Asked how the book might be received in the academic community, Dr Phillip Williamson, an associate fellow at the University of East Anglia’s School of Environmental Sciences, said: “There’s the obvious danger that this won’t be taken seriously.
“But if the style is right, and the information is correct and understandable, the new Ladybird book with royal authorship could be just what is needed to get the message across that everyone needs to take action on climate change.” – BBC News
New images of Marilyn Monroe – The discussion yesterday around men writing women made this story even more poignant to me, and because you can read about it (and watch the video footage) in either the Times or A.V. Club, I decided to link to Lainey Gossip’s summary, which includes both links. The footage is of Marilyn Monroe and the billowing white dress, and it was taken by New York furrier, Jules Schulback, who lived in the area and loved to take home movies.
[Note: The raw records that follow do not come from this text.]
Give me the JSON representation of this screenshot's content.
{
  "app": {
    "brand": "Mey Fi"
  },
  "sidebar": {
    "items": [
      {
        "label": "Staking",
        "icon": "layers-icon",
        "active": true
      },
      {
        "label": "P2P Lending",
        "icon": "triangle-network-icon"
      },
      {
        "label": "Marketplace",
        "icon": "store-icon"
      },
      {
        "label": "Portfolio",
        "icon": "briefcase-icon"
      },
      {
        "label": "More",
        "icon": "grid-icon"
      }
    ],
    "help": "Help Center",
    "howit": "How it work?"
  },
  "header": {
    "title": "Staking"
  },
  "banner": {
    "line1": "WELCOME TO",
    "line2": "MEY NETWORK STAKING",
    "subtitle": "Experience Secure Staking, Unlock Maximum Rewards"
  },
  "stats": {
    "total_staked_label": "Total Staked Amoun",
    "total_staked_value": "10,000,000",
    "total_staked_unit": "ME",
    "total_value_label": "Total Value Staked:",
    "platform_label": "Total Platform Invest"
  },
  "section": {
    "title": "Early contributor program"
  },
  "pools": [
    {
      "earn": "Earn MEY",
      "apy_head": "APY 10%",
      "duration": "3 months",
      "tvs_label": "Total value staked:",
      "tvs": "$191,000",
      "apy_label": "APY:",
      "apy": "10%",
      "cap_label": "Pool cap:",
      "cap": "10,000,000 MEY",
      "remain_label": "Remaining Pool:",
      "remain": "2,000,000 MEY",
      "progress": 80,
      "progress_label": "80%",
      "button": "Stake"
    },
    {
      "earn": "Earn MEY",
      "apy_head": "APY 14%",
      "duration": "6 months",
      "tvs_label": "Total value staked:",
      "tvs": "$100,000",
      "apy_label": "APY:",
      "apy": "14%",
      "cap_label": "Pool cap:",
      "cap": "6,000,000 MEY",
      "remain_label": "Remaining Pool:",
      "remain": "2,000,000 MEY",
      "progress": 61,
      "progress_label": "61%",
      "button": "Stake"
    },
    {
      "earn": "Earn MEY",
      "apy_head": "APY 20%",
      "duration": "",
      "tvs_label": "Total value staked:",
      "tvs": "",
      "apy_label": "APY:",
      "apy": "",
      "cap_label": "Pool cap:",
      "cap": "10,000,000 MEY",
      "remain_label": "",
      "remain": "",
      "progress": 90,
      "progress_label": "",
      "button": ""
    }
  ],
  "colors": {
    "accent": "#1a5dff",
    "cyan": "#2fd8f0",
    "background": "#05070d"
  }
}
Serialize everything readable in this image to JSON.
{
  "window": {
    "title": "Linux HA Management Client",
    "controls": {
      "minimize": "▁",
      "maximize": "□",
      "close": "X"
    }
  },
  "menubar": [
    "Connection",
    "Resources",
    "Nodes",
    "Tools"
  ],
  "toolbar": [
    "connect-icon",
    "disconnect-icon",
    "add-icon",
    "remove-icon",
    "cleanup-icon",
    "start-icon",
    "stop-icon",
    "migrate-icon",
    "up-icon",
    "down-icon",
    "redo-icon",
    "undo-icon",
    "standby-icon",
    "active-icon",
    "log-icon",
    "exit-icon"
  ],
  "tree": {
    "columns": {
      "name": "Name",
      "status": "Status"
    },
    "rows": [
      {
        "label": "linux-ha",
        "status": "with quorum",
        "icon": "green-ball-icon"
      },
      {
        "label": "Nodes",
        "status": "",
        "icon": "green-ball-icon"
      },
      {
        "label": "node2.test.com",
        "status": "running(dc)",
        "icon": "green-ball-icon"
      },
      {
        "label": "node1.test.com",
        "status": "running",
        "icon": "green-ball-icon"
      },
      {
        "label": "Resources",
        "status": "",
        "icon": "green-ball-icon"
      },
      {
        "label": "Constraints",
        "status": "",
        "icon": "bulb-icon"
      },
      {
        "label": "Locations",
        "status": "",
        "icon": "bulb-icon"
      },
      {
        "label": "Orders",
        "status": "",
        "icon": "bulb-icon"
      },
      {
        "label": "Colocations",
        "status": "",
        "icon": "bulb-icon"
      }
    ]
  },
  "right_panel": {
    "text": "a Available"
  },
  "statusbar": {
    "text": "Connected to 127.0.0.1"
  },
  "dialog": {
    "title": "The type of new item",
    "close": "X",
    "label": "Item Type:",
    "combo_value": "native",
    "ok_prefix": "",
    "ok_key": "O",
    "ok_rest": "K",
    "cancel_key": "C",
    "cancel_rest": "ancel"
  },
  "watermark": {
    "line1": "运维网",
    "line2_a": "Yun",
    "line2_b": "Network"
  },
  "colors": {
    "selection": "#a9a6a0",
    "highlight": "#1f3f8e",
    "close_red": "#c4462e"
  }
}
You can read the fascinating backstory on Schulback in the Times article, but in regard to the footage itself, Lainey’s summary is particularly good because it hones in on one of the most important points: the leering objectification of Marilyn Monroe by both men she knew and absolute strangers.
It happening during filming of The Seven Year Itch. And The New York Times this weekend published a piece about the man, an ordinary citizen, who went out that night with his camera to see what he could get. Hundreds of men were gathered on the streets of New York to perv at the sexiest woman alive. As A.V. Club notes, the footage “reminds us (that) dudes have always been kind of gross”. The NYT also reminds us what that shot cost her. Marilyn was married to Joe DiMaggio at the time. And along with all those dudes, he also showed up to set that day. Joe was obsessive and possessive. And he was so angry at seeing his wife being leered at by so many men that they ended up having a huge fight that resulted in bruises all over her face. – Lainey Gossip